You don't have to be an expert to be a teacher

Just in time for my session at That Conference, benefit from my recent discovery: Pin 13 Considered Harmful.

I've heard folks tell me they're not ready to present at conferences, because they're not experts yet. I look at it the opposite way: I barely know electronics, yet I built a robot. I built a robot, and you can, too! Take inspiration by what I've achieved despite my lack of expertise.

You don't have to be an expert to inspire passion. You don't have to be an expert to teach. You just have to care.

And you can fix things with a follow-up blog post. Eheh.

Arduino-Powered Clank

I've often said, incorporating an Arduino microcontroller into your costume can open up all new kinds of fun. For Halloween, I dressed as Agatha Clay, Girl Genius (seemed fitting). I just created a better video of my little clank:

Photos of the construction.

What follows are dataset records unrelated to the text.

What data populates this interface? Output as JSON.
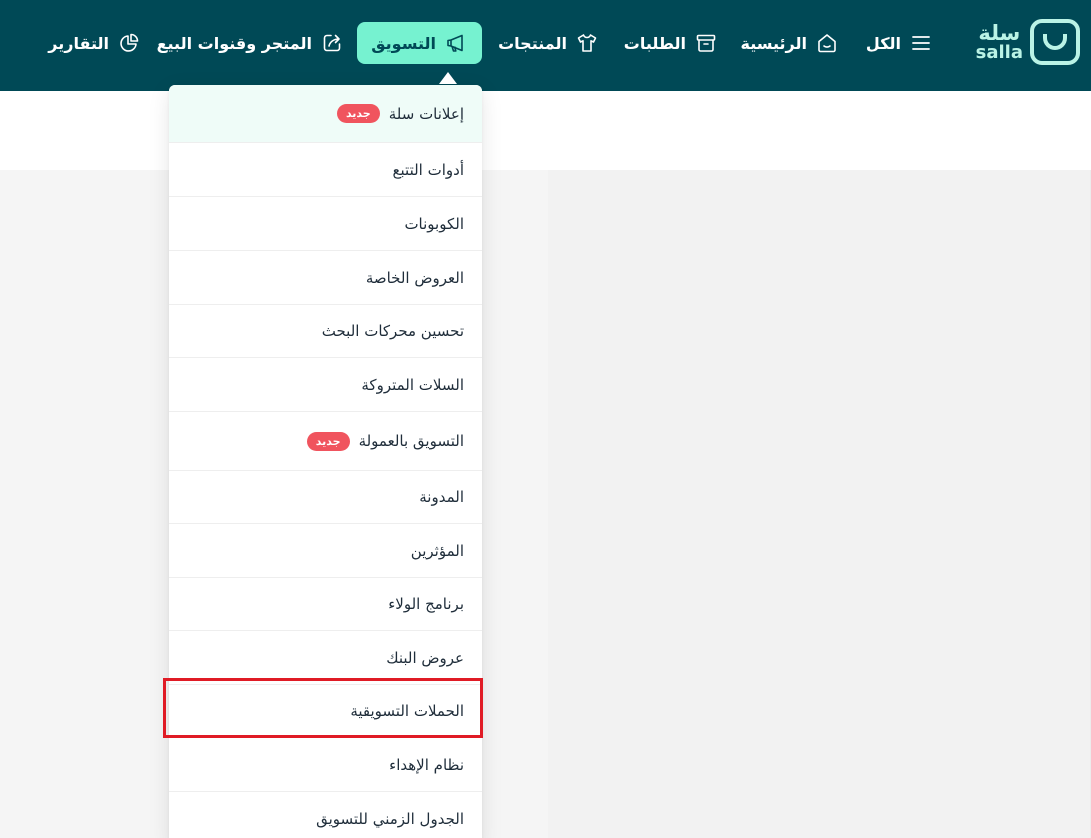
{
  "logo": {
    "arabic": "سلة",
    "latin": "salla"
  },
  "nav": {
    "all": "الكل",
    "home": "الرئيسية",
    "orders": "الطلبات",
    "products": "المنتجات",
    "marketing": "التسويق",
    "store_channels": "المتجر وقنوات البيع",
    "reports": "التقارير"
  },
  "colors": {
    "navbar": "#004956",
    "accent": "#76f2d0",
    "badge": "#f0545e",
    "highlight": "#e01b25"
  },
  "marketing_menu": {
    "items": [
      {
        "label": "إعلانات سلة",
        "badge": "جديد"
      },
      {
        "label": "أدوات التتبع"
      },
      {
        "label": "الكوبونات"
      },
      {
        "label": "العروض الخاصة"
      },
      {
        "label": "تحسين محركات البحث"
      },
      {
        "label": "السلات المتروكة"
      },
      {
        "label": "التسويق بالعمولة",
        "badge": "جديد"
      },
      {
        "label": "المدونة"
      },
      {
        "label": "المؤثرين"
      },
      {
        "label": "برنامج الولاء"
      },
      {
        "label": "عروض البنك"
      },
      {
        "label": "الحملات التسويقية"
      },
      {
        "label": "نظام الإهداء"
      },
      {
        "label": "الجدول الزمني للتسويق"
      }
    ]
  }
}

Source code that drives it.

Finding Faith in a Fish Sandwich

I just met C. J., the Silver Fox. He "flies a sign" under the Burnet/183 bridge.

I was waiting for an inspection sticker at Sticker Stop, sitting outside because it was too nice to be confined in a gray box with other sullen mammals. He walked up, and my otherness detector pinged. Well, for one thing, he was at the Sticker Stop without a car.

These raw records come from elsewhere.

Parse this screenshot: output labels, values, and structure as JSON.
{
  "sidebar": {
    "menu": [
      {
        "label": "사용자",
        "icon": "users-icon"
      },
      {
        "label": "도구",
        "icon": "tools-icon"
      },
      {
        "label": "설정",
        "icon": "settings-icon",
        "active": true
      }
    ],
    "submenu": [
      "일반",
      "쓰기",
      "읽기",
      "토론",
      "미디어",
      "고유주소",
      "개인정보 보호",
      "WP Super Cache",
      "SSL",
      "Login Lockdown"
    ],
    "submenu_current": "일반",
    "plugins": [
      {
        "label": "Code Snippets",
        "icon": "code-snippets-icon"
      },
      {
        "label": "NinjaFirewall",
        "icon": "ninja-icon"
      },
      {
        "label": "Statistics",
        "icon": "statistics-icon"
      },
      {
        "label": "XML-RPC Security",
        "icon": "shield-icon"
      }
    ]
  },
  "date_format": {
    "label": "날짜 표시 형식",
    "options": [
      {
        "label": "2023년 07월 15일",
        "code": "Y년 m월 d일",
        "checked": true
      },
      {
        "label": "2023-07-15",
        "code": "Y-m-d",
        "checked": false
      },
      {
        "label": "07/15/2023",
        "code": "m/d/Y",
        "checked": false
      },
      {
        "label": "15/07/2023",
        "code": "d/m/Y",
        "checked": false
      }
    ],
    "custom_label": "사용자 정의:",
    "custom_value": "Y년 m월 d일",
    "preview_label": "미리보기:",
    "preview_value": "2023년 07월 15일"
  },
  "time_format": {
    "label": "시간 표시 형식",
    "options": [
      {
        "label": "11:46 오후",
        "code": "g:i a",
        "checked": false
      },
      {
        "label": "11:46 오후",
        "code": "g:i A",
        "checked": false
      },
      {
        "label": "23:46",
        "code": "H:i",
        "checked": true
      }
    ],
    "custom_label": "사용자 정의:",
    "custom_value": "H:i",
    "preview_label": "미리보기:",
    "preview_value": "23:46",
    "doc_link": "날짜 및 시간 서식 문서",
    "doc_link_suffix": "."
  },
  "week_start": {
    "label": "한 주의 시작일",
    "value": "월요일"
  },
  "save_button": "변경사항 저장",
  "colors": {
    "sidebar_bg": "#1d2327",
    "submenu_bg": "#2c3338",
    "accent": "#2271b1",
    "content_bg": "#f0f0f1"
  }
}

I blew a bug off the page of my book. He mimicked the gesture. "There was a bug," I shrugged. "At least you didn't kill the damn bug," he replied, and I had to agree. He set an unlit cigarette and a large beverage can on the picnic table and went inside. I considered my options: Go inside for the safety of crowds, or sit pat.

When he returned, he sat on the table and asked if he could tell me a joke. I could use a little mirth these days, so I said yes. It was a good joke, and he told it well. I laughed. "It was a pretty good joke, right?" he asked. "No swear words or nothing." I told him it was, and then we were talking.

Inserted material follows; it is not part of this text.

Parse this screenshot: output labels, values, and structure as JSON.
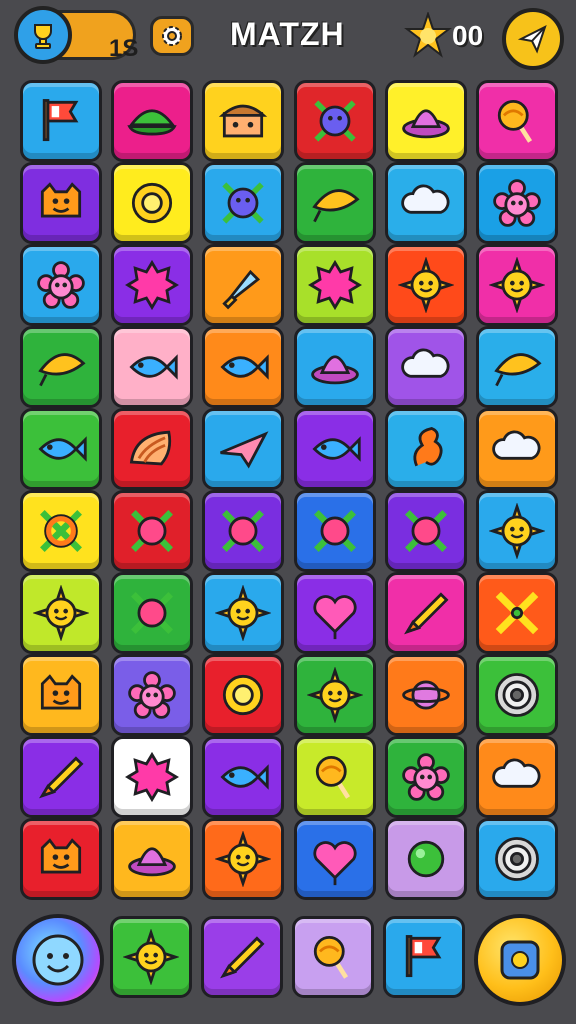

He holds a cardboard sign that says "Wife and dog kidnapped by ninjas. Saving up for karate lessons. I really want the dog back!" That one, he says, works better on women than on men. He told me, "If there are two girls in the front seat, they see that sign and laugh, I'm getting paid." His other sign says "You may live in a $200,000 house. I live under a $2M bridge. Need money for repairs—the roof leaks."

He asked me if I knew God, and some questions are easier to just say yes to. God looks out for him, he said. God provides. C. J. is an alcoholic (He just said it, so matter-of-factly.), yet God helps him cross that street so many times a day, and sees him safely through the night when he's too drunk to remember how he ended up there. Then he asked me if he could tell me something, and here I expected the hard sell. But no, he just told me his story.

Twelve years ago, his wife was killed by a drunk driver. "That's what landed me under that bridge." After that, he became really angry at God. Then, about five years ago, he had a transformative experience. A minister, after serving a dinner that fed 300 homeless people, brought a bag of food to C. J. and said, "This is for you. This is from God, for you." C. J. didn't want it, didn't want anything from God, he was angry with God.

Two hours elapsed before he grew hungry enough to look in the bag. It contained a fish sandwich, topped with a double serving of tartar sauce, plus an orange soda. It contained just what his childhood self would have called his favorite meal. How could that minister have known? He couldn't. This was God. C. J. told me, "This was God saying, 'I still care about you. Even though you're mad at me, I am not mad at you.'"

He said a friend chided him, "You found God in a Happy Meal?" We laughed together, me and C. J., and I thought maybe God could look out for me a little, too.

Then he stood up, picked up his can and the cigarette which he'd never lit, and shook my hand. I thanked him for talking with me, and he thanked me for being willing to listen, since most people aren't.

Hello, Arduino. Let's get started.

Hi, CodeMash! Here are resources to get you started with the Arduino microcontroller, a prototyping platform to build crafty electronics projects (electronicky craft projects?).

My clank

You need the Arduino IDE, the editor in which you'll write your sketches.

You need the microcontroller board. There are many form factors to choose from. I have an Arduino Uno, and that's a great default choice. You might want one with additional capabilities, such as Ethernet or the extra processing power of the Mega, or you might enjoy the LilyPad, designed for being incorporated into costumes and wearables.

Note that a "shield" is a thing that plugs into an Arduino, so it doesn't have any brains on its own. Feel free to pick up some shields, they're a hoot, but be aware that you still also need an Arduino board.

Sources to buy from: AdaFruit Industries, Sparkfun Electronics, Maker Shed, RadioShack.

The slides from my talk are on SlideShare, and the sketch for the robot is on GitHub (along with a number of other sketches).

Pictures of building the robot, the video game, my ambient clock, and the thing under your bed.

What are you going to make? Leave a comment here or send me a note on Twitter (@scichelli). I can't wait to hear about it!